Austrian choreographer and performance artist Florentina Holzinger has been described as “the Tarantino of dance”, and her latest feminist bloodbath lives up to the reputation. Since its premier in Vienna, TANZ has had audiences faint, walk out in disgust, and applaud with furore. None of this is new for Holzinger, who’s extremist style has always had as many detractors as fans. Expect to be uncomfortable.

Florentina Holzinger, TANZ.

ACMI: Geumhyung Jeong: Oil Pressure Vibrator & Under Maintenance

Seoul performance and installation artist Geumhyung Jeong has two projects being performed at RISING this year. The first is Oil Pressure Vibrator, in which she uses a 20-ton excavator to explore the complexities of desire and sexuality. It blends performance and video works and is being narrated live (with English subtitles) in ACMI 2. The second work, Under Maintenance, is at Arts House and sees her tending to the needs of her DIY robots. The audience is invited into her robot maintenance workshop to get a close-up look. The connection between the works is evident; both dissect that relationship between the body and the machine, and ask integral questions about coexisting life and technology.

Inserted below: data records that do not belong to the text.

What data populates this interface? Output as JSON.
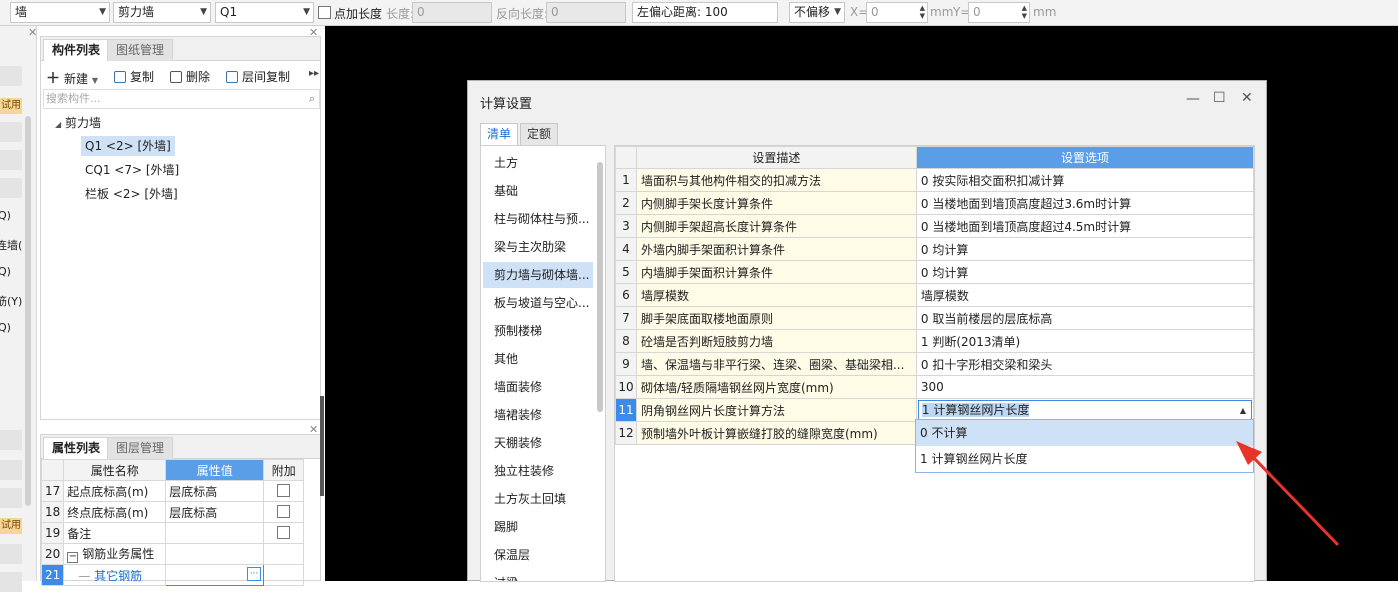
{
  "toolbar": {
    "floor_value": "墙",
    "type_value": "剪力墙",
    "component_value": "Q1",
    "add_length_label": "点加长度",
    "length_label": "长度:",
    "length_value": "0",
    "reverse_label": "反向长度:",
    "reverse_value": "0",
    "offset_label": "左偏心距离:",
    "offset_value": "100",
    "no_offset_value": "不偏移",
    "x_label": "X=",
    "x_value": "0",
    "x_unit": "mm",
    "y_label": "Y=",
    "y_value": "0",
    "y_unit": "mm"
  },
  "left_strip": {
    "trial1": "试用",
    "frag1": "Q)",
    "frag2": "连墙(",
    "frag3": "Q)",
    "frag4": "筋(Y)",
    "frag5": "Q)",
    "trial2": "试用"
  },
  "component_panel": {
    "tab_list": "构件列表",
    "tab_drawings": "图纸管理",
    "new": "新建",
    "copy": "复制",
    "delete": "删除",
    "floor_copy": "层间复制",
    "search_placeholder": "搜索构件...",
    "tree_root": "剪力墙",
    "tree_items": [
      "Q1 <2> [外墙]",
      "CQ1 <7> [外墙]",
      "栏板 <2> [外墙]"
    ]
  },
  "property_panel": {
    "tab_props": "属性列表",
    "tab_layers": "图层管理",
    "headers": [
      "属性名称",
      "属性值",
      "附加"
    ],
    "rows": [
      {
        "num": "17",
        "name": "起点底标高(m)",
        "value": "层底标高"
      },
      {
        "num": "18",
        "name": "终点底标高(m)",
        "value": "层底标高"
      },
      {
        "num": "19",
        "name": "备注",
        "value": ""
      },
      {
        "num": "20",
        "name": "钢筋业务属性",
        "value": ""
      },
      {
        "num": "21",
        "name": "其它钢筋",
        "value": ""
      }
    ],
    "more_button": "···"
  },
  "dialog": {
    "title": "计算设置",
    "tab_list": "清单",
    "tab_quota": "定额",
    "categories": [
      "土方",
      "基础",
      "柱与砌体柱与预...",
      "梁与主次肋梁",
      "剪力墙与砌体墙...",
      "板与坡道与空心...",
      "预制楼梯",
      "其他",
      "墙面装修",
      "墙裙装修",
      "天棚装修",
      "独立柱装修",
      "土方灰土回填",
      "踢脚",
      "保温层",
      "过梁"
    ],
    "grid_headers": [
      "设置描述",
      "设置选项"
    ],
    "rows": [
      {
        "num": "1",
        "desc": "墙面积与其他构件相交的扣减方法",
        "opt": "0 按实际相交面积扣减计算"
      },
      {
        "num": "2",
        "desc": "内侧脚手架长度计算条件",
        "opt": "0 当楼地面到墙顶高度超过3.6m时计算"
      },
      {
        "num": "3",
        "desc": "内侧脚手架超高长度计算条件",
        "opt": "0 当楼地面到墙顶高度超过4.5m时计算"
      },
      {
        "num": "4",
        "desc": "外墙内脚手架面积计算条件",
        "opt": "0 均计算"
      },
      {
        "num": "5",
        "desc": "内墙脚手架面积计算条件",
        "opt": "0 均计算"
      },
      {
        "num": "6",
        "desc": "墙厚模数",
        "opt": "墙厚模数"
      },
      {
        "num": "7",
        "desc": "脚手架底面取楼地面原则",
        "opt": "0 取当前楼层的层底标高"
      },
      {
        "num": "8",
        "desc": "砼墙是否判断短肢剪力墙",
        "opt": "1 判断(2013清单)"
      },
      {
        "num": "9",
        "desc": "墙、保温墙与非平行梁、连梁、圈梁、基础梁相...",
        "opt": "0 扣十字形相交梁和梁头"
      },
      {
        "num": "10",
        "desc": "砌体墙/轻质隔墙钢丝网片宽度(mm)",
        "opt": "300"
      },
      {
        "num": "11",
        "desc": "阴角钢丝网片长度计算方法",
        "opt": "1 计算钢丝网片长度"
      },
      {
        "num": "12",
        "desc": "预制墙外叶板计算嵌缝打胶的缝隙宽度(mm)",
        "opt": ""
      }
    ],
    "dropdown_options": [
      "0 不计算",
      "1 计算钢丝网片长度"
    ]
  },
  "colors": {
    "accent": "#5b9ee8",
    "selection": "#cfe1f7",
    "arrow": "#e8332a"
  }
}
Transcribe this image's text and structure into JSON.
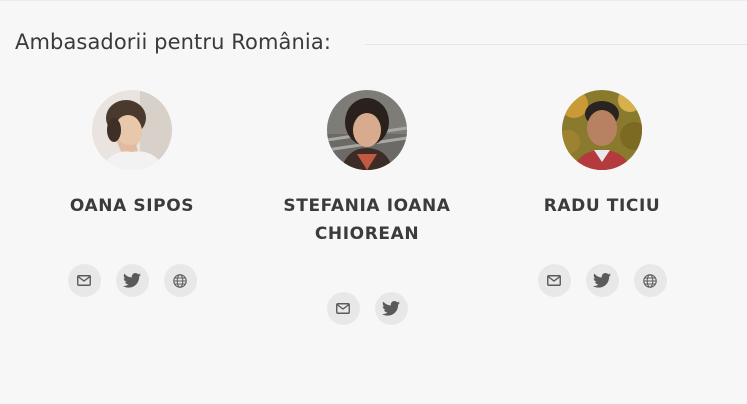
{
  "section": {
    "title": "Ambasadorii pentru România:"
  },
  "ambassadors": [
    {
      "name": "OANA SIPOS",
      "links": [
        "email-icon",
        "twitter-icon",
        "globe-icon"
      ]
    },
    {
      "name": "STEFANIA IOANA CHIOREAN",
      "links": [
        "email-icon",
        "twitter-icon"
      ]
    },
    {
      "name": "RADU TICIU",
      "links": [
        "email-icon",
        "twitter-icon",
        "globe-icon"
      ]
    }
  ],
  "colors": {
    "background": "#f7f7f7",
    "icon_bg": "#e8e8e8",
    "icon": "#5a5a5a",
    "text": "#3b3b3b"
  }
}
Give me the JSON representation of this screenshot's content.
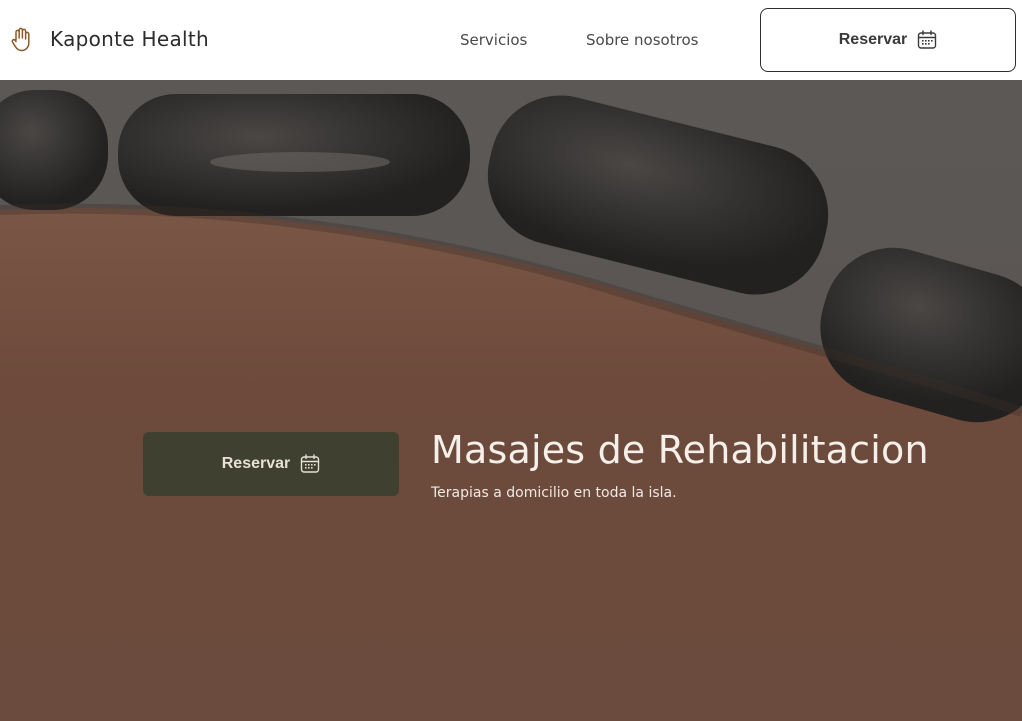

Geumhyung Jeong, Oil Pressure Vibrator.

Federation Square: Multitudes

Tin & Ed is the creative duo of Tin Nguyen & Edward Cutting. Visitors to RISING 2022 might remember their giant installations roaming The Wilds at Sidney Myer Music Bowl, and may be excited to hear they are constructing a similar project. Multitudes consists of reimagined deep-sea creatures in the form of inflatable sculptures and they’re being house in the Atrium at Fed Square this year.

Tin Nguyen & Edward Cutting, The Wilds, RISING 2022.

St Paul’s Cathedral car park: Night Trade

Night Trade is the centre of RISING. A pit-stop, a meeting place, somewhere to grab a drink before or wind up to at the end of a night. You can expect DJs, performances, a barbecue, warm beverages, shelter for rest, a…ahem…giant negroni tank (!), and many more delights. It’s being held in the St Paul’s Cathedral car park, so easy access to whatever you were planning on seeing that night. The space has been created by Peurto Rican identical twin brothers who go by the creative name Poncili Creación and are known for the particular brand of tactical surrealism.

Night Trade.

Various Melbourne Locations
7—18 June

Feature Words by Sally Gearon